What you have to do:
Write the records out exactly, so that no picture remains in the copy.

[Items listed in a dataset]
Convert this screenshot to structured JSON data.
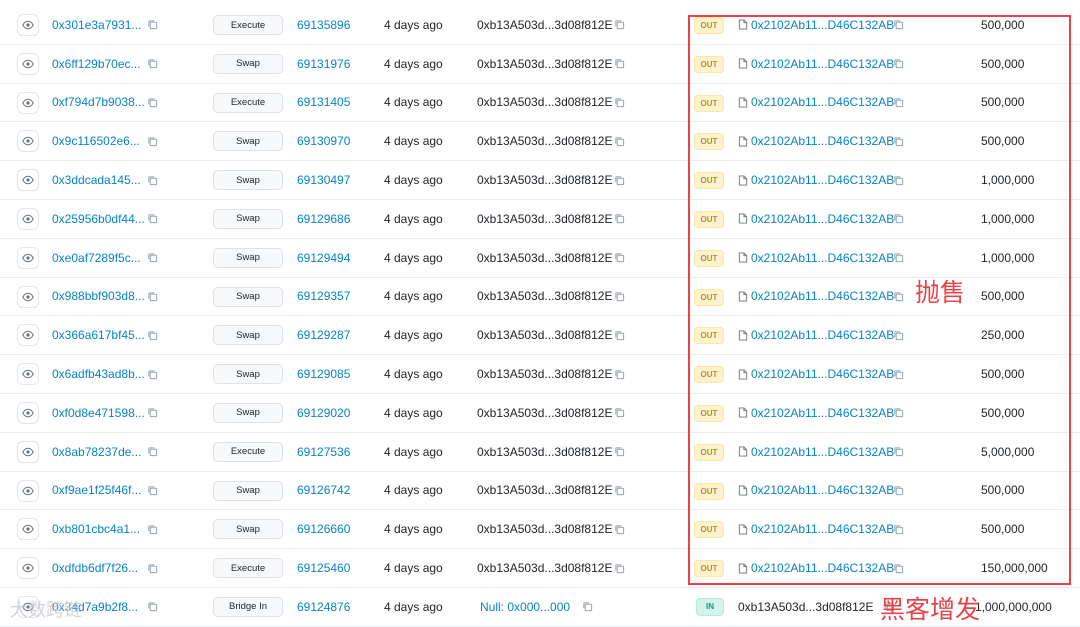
{
  "rows": [
    {
      "hash": "0x301e3a7931...",
      "method": "Execute",
      "block": "69135896",
      "age": "4 days ago",
      "from": "0xb13A503d...3d08f812E",
      "direction": "OUT",
      "to": "0x2102Ab11...D46C132AB",
      "quantity": "500,000"
    },
    {
      "hash": "0x6ff129b70ec...",
      "method": "Swap",
      "block": "69131976",
      "age": "4 days ago",
      "from": "0xb13A503d...3d08f812E",
      "direction": "OUT",
      "to": "0x2102Ab11...D46C132AB",
      "quantity": "500,000"
    },
    {
      "hash": "0xf794d7b9038...",
      "method": "Execute",
      "block": "69131405",
      "age": "4 days ago",
      "from": "0xb13A503d...3d08f812E",
      "direction": "OUT",
      "to": "0x2102Ab11...D46C132AB",
      "quantity": "500,000"
    },
    {
      "hash": "0x9c116502e6...",
      "method": "Swap",
      "block": "69130970",
      "age": "4 days ago",
      "from": "0xb13A503d...3d08f812E",
      "direction": "OUT",
      "to": "0x2102Ab11...D46C132AB",
      "quantity": "500,000"
    },
    {
      "hash": "0x3ddcada145...",
      "method": "Swap",
      "block": "69130497",
      "age": "4 days ago",
      "from": "0xb13A503d...3d08f812E",
      "direction": "OUT",
      "to": "0x2102Ab11...D46C132AB",
      "quantity": "1,000,000"
    },
    {
      "hash": "0x25956b0df44...",
      "method": "Swap",
      "block": "69129686",
      "age": "4 days ago",
      "from": "0xb13A503d...3d08f812E",
      "direction": "OUT",
      "to": "0x2102Ab11...D46C132AB",
      "quantity": "1,000,000"
    },
    {
      "hash": "0xe0af7289f5c...",
      "method": "Swap",
      "block": "69129494",
      "age": "4 days ago",
      "from": "0xb13A503d...3d08f812E",
      "direction": "OUT",
      "to": "0x2102Ab11...D46C132AB",
      "quantity": "1,000,000"
    },
    {
      "hash": "0x988bbf903d8...",
      "method": "Swap",
      "block": "69129357",
      "age": "4 days ago",
      "from": "0xb13A503d...3d08f812E",
      "direction": "OUT",
      "to": "0x2102Ab11...D46C132AB",
      "quantity": "500,000"
    },
    {
      "hash": "0x366a617bf45...",
      "method": "Swap",
      "block": "69129287",
      "age": "4 days ago",
      "from": "0xb13A503d...3d08f812E",
      "direction": "OUT",
      "to": "0x2102Ab11...D46C132AB",
      "quantity": "250,000"
    },
    {
      "hash": "0x6adfb43ad8b...",
      "method": "Swap",
      "block": "69129085",
      "age": "4 days ago",
      "from": "0xb13A503d...3d08f812E",
      "direction": "OUT",
      "to": "0x2102Ab11...D46C132AB",
      "quantity": "500,000"
    },
    {
      "hash": "0xf0d8e471598...",
      "method": "Swap",
      "block": "69129020",
      "age": "4 days ago",
      "from": "0xb13A503d...3d08f812E",
      "direction": "OUT",
      "to": "0x2102Ab11...D46C132AB",
      "quantity": "500,000"
    },
    {
      "hash": "0x8ab78237de...",
      "method": "Execute",
      "block": "69127536",
      "age": "4 days ago",
      "from": "0xb13A503d...3d08f812E",
      "direction": "OUT",
      "to": "0x2102Ab11...D46C132AB",
      "quantity": "5,000,000"
    },
    {
      "hash": "0xf9ae1f25f46f...",
      "method": "Swap",
      "block": "69126742",
      "age": "4 days ago",
      "from": "0xb13A503d...3d08f812E",
      "direction": "OUT",
      "to": "0x2102Ab11...D46C132AB",
      "quantity": "500,000"
    },
    {
      "hash": "0xb801cbc4a1...",
      "method": "Swap",
      "block": "69126660",
      "age": "4 days ago",
      "from": "0xb13A503d...3d08f812E",
      "direction": "OUT",
      "to": "0x2102Ab11...D46C132AB",
      "quantity": "500,000"
    },
    {
      "hash": "0xdfdb6df7f26...",
      "method": "Execute",
      "block": "69125460",
      "age": "4 days ago",
      "from": "0xb13A503d...3d08f812E",
      "direction": "OUT",
      "to": "0x2102Ab11...D46C132AB",
      "quantity": "150,000,000"
    },
    {
      "hash": "0x34d7a9b2f8...",
      "method": "Bridge In",
      "block": "69124876",
      "age": "4 days ago",
      "from": "Null: 0x000...000",
      "direction": "IN",
      "to": "0xb13A503d...3d08f812E",
      "quantity": "1,000,000,000"
    }
  ],
  "annotations": {
    "sell_label": "抛售",
    "mint_label": "黑客增发",
    "box_color": "#e8434a"
  },
  "watermark": "大数跨链",
  "colors": {
    "link": "#0784c3",
    "out_badge_bg": "#fff3cd",
    "in_badge_bg": "#d5f3ea"
  }
}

Your response:
Convert this screenshot to structured JSON data.
{
  "rows": [
    {
      "hash": "0x301e3a7931...",
      "method": "Execute",
      "block": "69135896",
      "age": "4 days ago",
      "from": "0xb13A503d...3d08f812E",
      "direction": "OUT",
      "to": "0x2102Ab11...D46C132AB",
      "quantity": "500,000"
    },
    {
      "hash": "0x6ff129b70ec...",
      "method": "Swap",
      "block": "69131976",
      "age": "4 days ago",
      "from": "0xb13A503d...3d08f812E",
      "direction": "OUT",
      "to": "0x2102Ab11...D46C132AB",
      "quantity": "500,000"
    },
    {
      "hash": "0xf794d7b9038...",
      "method": "Execute",
      "block": "69131405",
      "age": "4 days ago",
      "from": "0xb13A503d...3d08f812E",
      "direction": "OUT",
      "to": "0x2102Ab11...D46C132AB",
      "quantity": "500,000"
    },
    {
      "hash": "0x9c116502e6...",
      "method": "Swap",
      "block": "69130970",
      "age": "4 days ago",
      "from": "0xb13A503d...3d08f812E",
      "direction": "OUT",
      "to": "0x2102Ab11...D46C132AB",
      "quantity": "500,000"
    },
    {
      "hash": "0x3ddcada145...",
      "method": "Swap",
      "block": "69130497",
      "age": "4 days ago",
      "from": "0xb13A503d...3d08f812E",
      "direction": "OUT",
      "to": "0x2102Ab11...D46C132AB",
      "quantity": "1,000,000"
    },
    {
      "hash": "0x25956b0df44...",
      "method": "Swap",
      "block": "69129686",
      "age": "4 days ago",
      "from": "0xb13A503d...3d08f812E",
      "direction": "OUT",
      "to": "0x2102Ab11...D46C132AB",
      "quantity": "1,000,000"
    },
    {
      "hash": "0xe0af7289f5c...",
      "method": "Swap",
      "block": "69129494",
      "age": "4 days ago",
      "from": "0xb13A503d...3d08f812E",
      "direction": "OUT",
      "to": "0x2102Ab11...D46C132AB",
      "quantity": "1,000,000"
    },
    {
      "hash": "0x988bbf903d8...",
      "method": "Swap",
      "block": "69129357",
      "age": "4 days ago",
      "from": "0xb13A503d...3d08f812E",
      "direction": "OUT",
      "to": "0x2102Ab11...D46C132AB",
      "quantity": "500,000"
    },
    {
      "hash": "0x366a617bf45...",
      "method": "Swap",
      "block": "69129287",
      "age": "4 days ago",
      "from": "0xb13A503d...3d08f812E",
      "direction": "OUT",
      "to": "0x2102Ab11...D46C132AB",
      "quantity": "250,000"
    },
    {
      "hash": "0x6adfb43ad8b...",
      "method": "Swap",
      "block": "69129085",
      "age": "4 days ago",
      "from": "0xb13A503d...3d08f812E",
      "direction": "OUT",
      "to": "0x2102Ab11...D46C132AB",
      "quantity": "500,000"
    },
    {
      "hash": "0xf0d8e471598...",
      "method": "Swap",
      "block": "69129020",
      "age": "4 days ago",
      "from": "0xb13A503d...3d08f812E",
      "direction": "OUT",
      "to": "0x2102Ab11...D46C132AB",
      "quantity": "500,000"
    },
    {
      "hash": "0x8ab78237de...",
      "method": "Execute",
      "block": "69127536",
      "age": "4 days ago",
      "from": "0xb13A503d...3d08f812E",
      "direction": "OUT",
      "to": "0x2102Ab11...D46C132AB",
      "quantity": "5,000,000"
    },
    {
      "hash": "0xf9ae1f25f46f...",
      "method": "Swap",
      "block": "69126742",
      "age": "4 days ago",
      "from": "0xb13A503d...3d08f812E",
      "direction": "OUT",
      "to": "0x2102Ab11...D46C132AB",
      "quantity": "500,000"
    },
    {
      "hash": "0xb801cbc4a1...",
      "method": "Swap",
      "block": "69126660",
      "age": "4 days ago",
      "from": "0xb13A503d...3d08f812E",
      "direction": "OUT",
      "to": "0x2102Ab11...D46C132AB",
      "quantity": "500,000"
    },
    {
      "hash": "0xdfdb6df7f26...",
      "method": "Execute",
      "block": "69125460",
      "age": "4 days ago",
      "from": "0xb13A503d...3d08f812E",
      "direction": "OUT",
      "to": "0x2102Ab11...D46C132AB",
      "quantity": "150,000,000"
    },
    {
      "hash": "0x34d7a9b2f8...",
      "method": "Bridge In",
      "block": "69124876",
      "age": "4 days ago",
      "from": "Null: 0x000...000",
      "direction": "IN",
      "to": "0xb13A503d...3d08f812E",
      "quantity": "1,000,000,000"
    }
  ],
  "annotations": {
    "sell_label": "抛售",
    "mint_label": "黑客增发",
    "box_color": "#e8434a"
  },
  "watermark": "大数跨链",
  "colors": {
    "link": "#0784c3",
    "out_badge_bg": "#fff3cd",
    "in_badge_bg": "#d5f3ea"
  }
}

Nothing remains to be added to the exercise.